Another important partnership is with the Nuclear Security Summit. The NSS participants made clear in the communiqués of both 2010 and in 2012 the important role played by 1540 in the area of securing nuclear material and in the larger effort to secure all vulnerable nuclear material in four years. This past March, for example, the declaration from the Nuclear Security Summit in Seoul reinforced the goal of full implementation of UNSCR 1540. That Summit recognized in particular the importance of efforts to strengthen nuclear security and prevent the possibility of nuclear materials or weapons finding their way into terrorist hands. The United States will be pressing between now and the next Nuclear Security Summit in 2014 to close the remaining gaps in how 1540 is being implemented globally and to support activities that make a contribution to this end. We would like to see a concerted effort internationally, particularly on the nuclear security aspects of 1540, as we look toward the 2014 Nuclear Security Summit in the Netherlands.

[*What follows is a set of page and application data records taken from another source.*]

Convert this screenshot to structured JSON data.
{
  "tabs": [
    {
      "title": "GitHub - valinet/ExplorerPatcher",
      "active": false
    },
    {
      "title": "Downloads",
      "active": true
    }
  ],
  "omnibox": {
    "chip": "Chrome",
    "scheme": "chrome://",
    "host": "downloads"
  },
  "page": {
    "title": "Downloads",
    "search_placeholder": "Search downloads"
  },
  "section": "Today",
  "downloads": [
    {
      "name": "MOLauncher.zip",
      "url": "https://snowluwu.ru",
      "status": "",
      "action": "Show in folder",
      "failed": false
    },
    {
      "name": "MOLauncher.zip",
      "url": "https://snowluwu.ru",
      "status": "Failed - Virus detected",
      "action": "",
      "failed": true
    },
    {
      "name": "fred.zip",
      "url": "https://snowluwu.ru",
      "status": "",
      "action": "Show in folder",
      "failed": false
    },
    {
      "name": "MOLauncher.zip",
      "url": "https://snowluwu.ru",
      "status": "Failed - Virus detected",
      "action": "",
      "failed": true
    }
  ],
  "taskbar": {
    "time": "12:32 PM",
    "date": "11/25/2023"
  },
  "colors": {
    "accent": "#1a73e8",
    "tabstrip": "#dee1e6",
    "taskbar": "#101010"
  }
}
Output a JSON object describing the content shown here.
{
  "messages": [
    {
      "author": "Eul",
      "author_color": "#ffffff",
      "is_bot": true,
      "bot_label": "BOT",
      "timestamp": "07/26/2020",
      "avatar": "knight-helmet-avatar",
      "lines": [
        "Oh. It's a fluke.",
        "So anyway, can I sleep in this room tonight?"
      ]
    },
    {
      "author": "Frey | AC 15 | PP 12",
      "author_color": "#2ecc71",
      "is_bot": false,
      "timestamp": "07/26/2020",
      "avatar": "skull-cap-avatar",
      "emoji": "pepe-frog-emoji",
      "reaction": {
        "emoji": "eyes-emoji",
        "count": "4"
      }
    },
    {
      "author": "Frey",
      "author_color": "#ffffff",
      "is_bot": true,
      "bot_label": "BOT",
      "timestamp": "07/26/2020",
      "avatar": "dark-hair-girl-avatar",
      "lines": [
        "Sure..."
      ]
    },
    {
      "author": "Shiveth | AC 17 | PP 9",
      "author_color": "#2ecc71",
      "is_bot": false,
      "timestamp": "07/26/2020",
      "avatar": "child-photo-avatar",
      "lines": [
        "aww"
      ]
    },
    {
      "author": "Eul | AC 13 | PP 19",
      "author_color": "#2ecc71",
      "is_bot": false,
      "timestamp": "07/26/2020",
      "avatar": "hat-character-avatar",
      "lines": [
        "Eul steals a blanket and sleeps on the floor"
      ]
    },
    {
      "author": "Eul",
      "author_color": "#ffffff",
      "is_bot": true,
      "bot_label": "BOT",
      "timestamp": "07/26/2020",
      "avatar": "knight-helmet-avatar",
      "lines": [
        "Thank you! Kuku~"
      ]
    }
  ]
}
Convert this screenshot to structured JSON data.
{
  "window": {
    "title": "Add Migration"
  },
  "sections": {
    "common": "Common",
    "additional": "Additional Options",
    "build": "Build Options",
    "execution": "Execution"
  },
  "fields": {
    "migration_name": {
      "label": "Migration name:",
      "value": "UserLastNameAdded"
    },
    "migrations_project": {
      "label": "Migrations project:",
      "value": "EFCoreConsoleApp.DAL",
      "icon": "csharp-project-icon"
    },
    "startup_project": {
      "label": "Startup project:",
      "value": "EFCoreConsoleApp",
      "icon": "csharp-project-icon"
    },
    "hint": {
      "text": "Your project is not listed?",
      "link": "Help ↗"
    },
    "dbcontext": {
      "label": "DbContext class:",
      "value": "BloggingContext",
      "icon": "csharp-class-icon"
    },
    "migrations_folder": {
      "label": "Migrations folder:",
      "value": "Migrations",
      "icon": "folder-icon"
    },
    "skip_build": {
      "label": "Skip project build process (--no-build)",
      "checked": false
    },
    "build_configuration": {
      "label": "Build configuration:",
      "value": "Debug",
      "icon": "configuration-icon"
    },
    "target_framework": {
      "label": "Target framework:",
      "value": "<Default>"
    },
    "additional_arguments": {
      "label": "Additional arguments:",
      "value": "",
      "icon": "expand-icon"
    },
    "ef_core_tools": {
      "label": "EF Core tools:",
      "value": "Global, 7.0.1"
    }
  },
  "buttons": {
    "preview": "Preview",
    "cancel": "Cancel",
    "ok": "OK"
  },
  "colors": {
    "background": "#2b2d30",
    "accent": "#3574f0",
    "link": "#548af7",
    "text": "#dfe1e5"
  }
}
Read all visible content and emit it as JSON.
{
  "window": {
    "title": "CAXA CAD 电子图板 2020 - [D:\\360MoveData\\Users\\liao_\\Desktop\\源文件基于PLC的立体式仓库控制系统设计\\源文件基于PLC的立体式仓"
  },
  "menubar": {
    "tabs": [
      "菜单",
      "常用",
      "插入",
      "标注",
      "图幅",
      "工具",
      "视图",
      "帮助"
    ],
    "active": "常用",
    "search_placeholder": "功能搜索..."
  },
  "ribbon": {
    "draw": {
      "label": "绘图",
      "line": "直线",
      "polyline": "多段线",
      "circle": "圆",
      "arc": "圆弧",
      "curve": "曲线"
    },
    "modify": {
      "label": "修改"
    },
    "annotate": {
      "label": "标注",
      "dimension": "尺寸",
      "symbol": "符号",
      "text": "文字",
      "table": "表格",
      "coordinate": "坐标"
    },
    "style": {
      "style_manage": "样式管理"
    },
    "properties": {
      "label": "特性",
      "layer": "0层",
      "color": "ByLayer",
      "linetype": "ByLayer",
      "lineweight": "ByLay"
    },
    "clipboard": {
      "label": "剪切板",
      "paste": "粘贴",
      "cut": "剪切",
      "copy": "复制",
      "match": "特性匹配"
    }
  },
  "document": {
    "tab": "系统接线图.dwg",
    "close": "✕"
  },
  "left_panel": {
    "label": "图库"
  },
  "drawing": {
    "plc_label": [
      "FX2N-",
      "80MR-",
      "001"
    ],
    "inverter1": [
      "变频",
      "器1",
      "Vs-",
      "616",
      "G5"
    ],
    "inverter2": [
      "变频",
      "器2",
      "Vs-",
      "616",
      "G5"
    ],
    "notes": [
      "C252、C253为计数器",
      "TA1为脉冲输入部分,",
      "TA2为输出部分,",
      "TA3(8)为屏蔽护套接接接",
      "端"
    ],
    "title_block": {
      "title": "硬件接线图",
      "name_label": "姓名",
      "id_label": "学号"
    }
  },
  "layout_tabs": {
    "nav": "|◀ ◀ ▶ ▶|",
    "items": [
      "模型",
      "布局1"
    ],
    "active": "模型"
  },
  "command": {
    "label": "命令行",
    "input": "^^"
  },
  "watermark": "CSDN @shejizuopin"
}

Finally, assistance and partnering on 1540 implementation must recognize the critical role of the 1540 Committee and UNODA. The Committee, particularly its experts, can offer extensive input on implementation activities, and UNODA plays a critical role in organizing and supporting implementation activities around the globe. When speaking of assistance, strengthening UNODA’s ability to support implementation activities cannot be overemphasized. In this respect, the United States gave a grant of USD 3 million to the UN Trust Fund for Global and Regional Disarmament – a fund used to UNODA to support 1540 Committee activities – and plans to make an additional grant this year. This type of contribution is one other nations should consider, because by providing the Committee with such funding, the Committee will be able to better promote its work, provide needed support, and engage a broad range of countries in fulfilling their 1540 commitments.
So, as I have outlined, there are many existing partnerships with 1540 that promote fulfilling its obligations in many aspects. We should continue to find ways to work closely with the 1540 committee to build and strengthen partnerships. Promoting 1540 is promoting international peace and security, which is something we all have a stake in enhancing. Thank you.